Chad's long-ruling President Idriss Deby Itno was re-elected to a sixth term with 79.32 percent of the votes cast in 11 April's election, according to provisional results from the electoral commission on Monday.
The cause of death was not yet clear.
Deby, 68, "has just breathed his last defending the sovereign nation on the battlefield" over the weekend, army spokesman General Azem Bermandoa Agouna said in a statement read out on state television.
Chad's President Idriss Deby Itno (centre) holds hands with his son Mahamat Idriss Deby Itno (right) in N'Djamena on 13 May 13 2013.
"A call to dialogue and peace is launched to all Chadians in the country and overseas in order to continue to build Chad together", said Agouna.
The army said a military council led by the late president's 37-year-old son Mahamat Idriss Deby Itno, a four-star general, would replace him.
"Two days ago news had come out from the USA embassy that they were evacuating personnel because there were rebels marching on the capital, and frankly the thought was '(Deby) will defeat them', because he has systematically defeated every attempted coup before now".
Deby's death comes just one day after he was declared the victor of a sixth term in office, marking over 30 years in power. Deby appears on course to extend his mandate despite mounting discontent over his management of oil wealth, questions over the fairness of the polls and concerns about a crackdown on dissent.
In February 2008, a rebel assault reached the gates of the presidential palace before being pushed back with French backing.
Deby seized power in an armed rebellion in 1990.
Former colonial power France keeps troops in Chad and heads a multinational force based in N'Djamena since 2014 to combat militants across the Sahel region.
Some residents of the capital, though, said they feared there was more to the story of Deby's demise. "His death disrupt things", a senior regional diplomat told Reuters.
The following year Chad launches a ground offensive in neighbouring Nigeria against the radical Islamist group Boko Haram, which is destabilising the countries bordering Lake Chad.
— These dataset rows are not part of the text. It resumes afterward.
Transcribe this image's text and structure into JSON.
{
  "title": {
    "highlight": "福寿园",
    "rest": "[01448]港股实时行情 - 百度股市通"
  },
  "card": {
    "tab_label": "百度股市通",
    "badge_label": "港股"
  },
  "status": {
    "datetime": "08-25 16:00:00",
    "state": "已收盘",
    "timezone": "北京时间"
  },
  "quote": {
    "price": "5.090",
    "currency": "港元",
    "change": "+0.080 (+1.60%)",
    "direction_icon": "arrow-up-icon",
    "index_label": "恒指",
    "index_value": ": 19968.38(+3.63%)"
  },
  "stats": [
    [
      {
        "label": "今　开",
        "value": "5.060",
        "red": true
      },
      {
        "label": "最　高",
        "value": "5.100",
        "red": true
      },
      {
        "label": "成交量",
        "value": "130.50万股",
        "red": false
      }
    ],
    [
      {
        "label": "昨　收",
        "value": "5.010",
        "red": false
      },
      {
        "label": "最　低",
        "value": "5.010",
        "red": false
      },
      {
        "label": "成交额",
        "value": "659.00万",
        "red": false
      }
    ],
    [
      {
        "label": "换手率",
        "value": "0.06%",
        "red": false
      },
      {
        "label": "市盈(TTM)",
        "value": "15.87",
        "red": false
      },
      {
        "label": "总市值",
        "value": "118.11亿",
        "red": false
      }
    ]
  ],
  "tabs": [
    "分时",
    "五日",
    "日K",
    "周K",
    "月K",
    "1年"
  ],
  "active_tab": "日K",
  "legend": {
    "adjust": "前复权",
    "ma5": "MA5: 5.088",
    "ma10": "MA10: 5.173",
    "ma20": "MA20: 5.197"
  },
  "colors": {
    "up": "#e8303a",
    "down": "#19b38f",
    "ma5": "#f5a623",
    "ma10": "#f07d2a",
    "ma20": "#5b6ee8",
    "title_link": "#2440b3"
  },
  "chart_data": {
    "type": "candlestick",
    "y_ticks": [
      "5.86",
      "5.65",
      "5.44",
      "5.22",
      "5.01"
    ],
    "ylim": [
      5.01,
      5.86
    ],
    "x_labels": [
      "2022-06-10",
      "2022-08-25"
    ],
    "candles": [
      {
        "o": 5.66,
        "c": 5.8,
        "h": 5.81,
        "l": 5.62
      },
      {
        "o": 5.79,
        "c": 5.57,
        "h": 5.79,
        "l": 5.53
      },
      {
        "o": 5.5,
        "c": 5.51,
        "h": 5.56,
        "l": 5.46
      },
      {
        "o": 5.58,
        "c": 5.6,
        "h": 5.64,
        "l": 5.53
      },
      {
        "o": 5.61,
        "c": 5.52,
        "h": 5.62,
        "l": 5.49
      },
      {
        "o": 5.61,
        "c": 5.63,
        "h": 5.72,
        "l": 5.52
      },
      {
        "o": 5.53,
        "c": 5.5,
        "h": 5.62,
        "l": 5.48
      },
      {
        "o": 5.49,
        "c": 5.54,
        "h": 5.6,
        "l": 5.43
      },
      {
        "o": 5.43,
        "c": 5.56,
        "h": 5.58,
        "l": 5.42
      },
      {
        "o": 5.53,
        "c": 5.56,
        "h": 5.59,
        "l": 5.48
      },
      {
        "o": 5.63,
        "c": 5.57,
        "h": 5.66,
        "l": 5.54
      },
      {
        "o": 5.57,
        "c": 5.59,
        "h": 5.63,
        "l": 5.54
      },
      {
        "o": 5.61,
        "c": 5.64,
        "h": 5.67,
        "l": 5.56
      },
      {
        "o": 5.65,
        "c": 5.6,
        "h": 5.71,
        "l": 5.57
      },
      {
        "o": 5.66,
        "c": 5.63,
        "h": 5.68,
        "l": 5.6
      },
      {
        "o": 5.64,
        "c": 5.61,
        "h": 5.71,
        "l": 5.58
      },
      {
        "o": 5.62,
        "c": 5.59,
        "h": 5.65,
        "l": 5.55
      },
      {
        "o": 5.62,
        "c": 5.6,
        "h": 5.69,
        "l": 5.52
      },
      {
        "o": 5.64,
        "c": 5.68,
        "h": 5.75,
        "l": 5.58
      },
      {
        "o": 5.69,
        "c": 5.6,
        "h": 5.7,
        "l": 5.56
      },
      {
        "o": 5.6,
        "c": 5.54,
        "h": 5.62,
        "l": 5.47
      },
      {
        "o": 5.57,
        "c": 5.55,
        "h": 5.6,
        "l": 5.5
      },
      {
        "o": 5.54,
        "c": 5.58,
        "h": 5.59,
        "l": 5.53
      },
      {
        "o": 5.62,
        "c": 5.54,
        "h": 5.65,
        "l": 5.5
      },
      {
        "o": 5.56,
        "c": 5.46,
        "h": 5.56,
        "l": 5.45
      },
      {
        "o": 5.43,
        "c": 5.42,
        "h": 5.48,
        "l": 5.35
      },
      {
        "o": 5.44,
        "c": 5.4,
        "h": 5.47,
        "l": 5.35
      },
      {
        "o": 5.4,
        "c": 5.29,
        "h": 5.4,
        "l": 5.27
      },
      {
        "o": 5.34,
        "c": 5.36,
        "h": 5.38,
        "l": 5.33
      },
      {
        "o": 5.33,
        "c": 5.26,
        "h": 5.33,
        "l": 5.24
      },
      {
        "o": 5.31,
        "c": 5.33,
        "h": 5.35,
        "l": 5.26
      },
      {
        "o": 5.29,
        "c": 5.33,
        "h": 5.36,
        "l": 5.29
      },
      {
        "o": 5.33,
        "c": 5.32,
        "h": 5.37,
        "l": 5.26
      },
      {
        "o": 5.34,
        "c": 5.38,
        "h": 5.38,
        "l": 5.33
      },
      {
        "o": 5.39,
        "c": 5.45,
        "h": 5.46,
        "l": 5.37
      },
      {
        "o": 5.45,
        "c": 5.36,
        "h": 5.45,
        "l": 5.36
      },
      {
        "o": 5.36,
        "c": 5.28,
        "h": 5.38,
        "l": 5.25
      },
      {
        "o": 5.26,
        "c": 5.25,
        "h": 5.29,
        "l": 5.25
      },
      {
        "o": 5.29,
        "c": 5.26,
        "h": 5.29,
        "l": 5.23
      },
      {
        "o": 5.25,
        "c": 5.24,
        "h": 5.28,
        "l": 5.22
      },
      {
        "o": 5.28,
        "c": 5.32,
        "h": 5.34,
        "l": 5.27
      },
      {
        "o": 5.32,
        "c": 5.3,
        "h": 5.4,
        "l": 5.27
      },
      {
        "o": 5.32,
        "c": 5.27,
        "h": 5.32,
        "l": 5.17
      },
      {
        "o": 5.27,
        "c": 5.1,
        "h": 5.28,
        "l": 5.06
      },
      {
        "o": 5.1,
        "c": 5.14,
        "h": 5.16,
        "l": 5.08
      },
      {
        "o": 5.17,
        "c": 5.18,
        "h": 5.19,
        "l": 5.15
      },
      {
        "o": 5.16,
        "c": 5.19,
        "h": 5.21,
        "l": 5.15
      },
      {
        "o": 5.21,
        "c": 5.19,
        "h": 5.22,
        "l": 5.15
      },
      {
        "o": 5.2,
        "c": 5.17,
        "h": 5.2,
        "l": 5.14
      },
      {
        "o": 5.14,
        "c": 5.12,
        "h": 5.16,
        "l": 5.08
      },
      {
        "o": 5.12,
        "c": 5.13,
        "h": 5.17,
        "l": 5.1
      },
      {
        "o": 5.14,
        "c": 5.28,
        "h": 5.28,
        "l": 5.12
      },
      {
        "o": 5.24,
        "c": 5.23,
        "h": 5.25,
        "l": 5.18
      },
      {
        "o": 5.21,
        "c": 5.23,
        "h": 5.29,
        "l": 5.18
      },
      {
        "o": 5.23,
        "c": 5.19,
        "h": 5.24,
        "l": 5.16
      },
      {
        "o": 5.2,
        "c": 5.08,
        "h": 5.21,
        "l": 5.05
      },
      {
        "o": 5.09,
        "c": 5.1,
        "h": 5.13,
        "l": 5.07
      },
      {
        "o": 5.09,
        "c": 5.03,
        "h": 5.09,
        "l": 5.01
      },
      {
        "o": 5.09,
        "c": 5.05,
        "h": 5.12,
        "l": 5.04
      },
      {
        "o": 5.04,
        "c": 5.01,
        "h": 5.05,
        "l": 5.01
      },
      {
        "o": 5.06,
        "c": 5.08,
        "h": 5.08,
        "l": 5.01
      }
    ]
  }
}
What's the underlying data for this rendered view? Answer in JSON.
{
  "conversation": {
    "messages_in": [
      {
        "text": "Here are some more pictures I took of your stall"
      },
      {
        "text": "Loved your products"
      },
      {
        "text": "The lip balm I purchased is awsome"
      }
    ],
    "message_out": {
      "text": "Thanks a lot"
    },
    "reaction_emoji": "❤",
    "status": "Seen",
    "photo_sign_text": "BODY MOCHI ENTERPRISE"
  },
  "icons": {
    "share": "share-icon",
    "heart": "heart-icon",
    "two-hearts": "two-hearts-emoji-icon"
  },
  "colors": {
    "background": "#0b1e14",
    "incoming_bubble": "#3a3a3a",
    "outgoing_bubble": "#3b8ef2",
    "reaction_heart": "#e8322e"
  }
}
"We still don't have the whole story", Laith Alkhouri, a global intelligence adviser, told The Associated Press.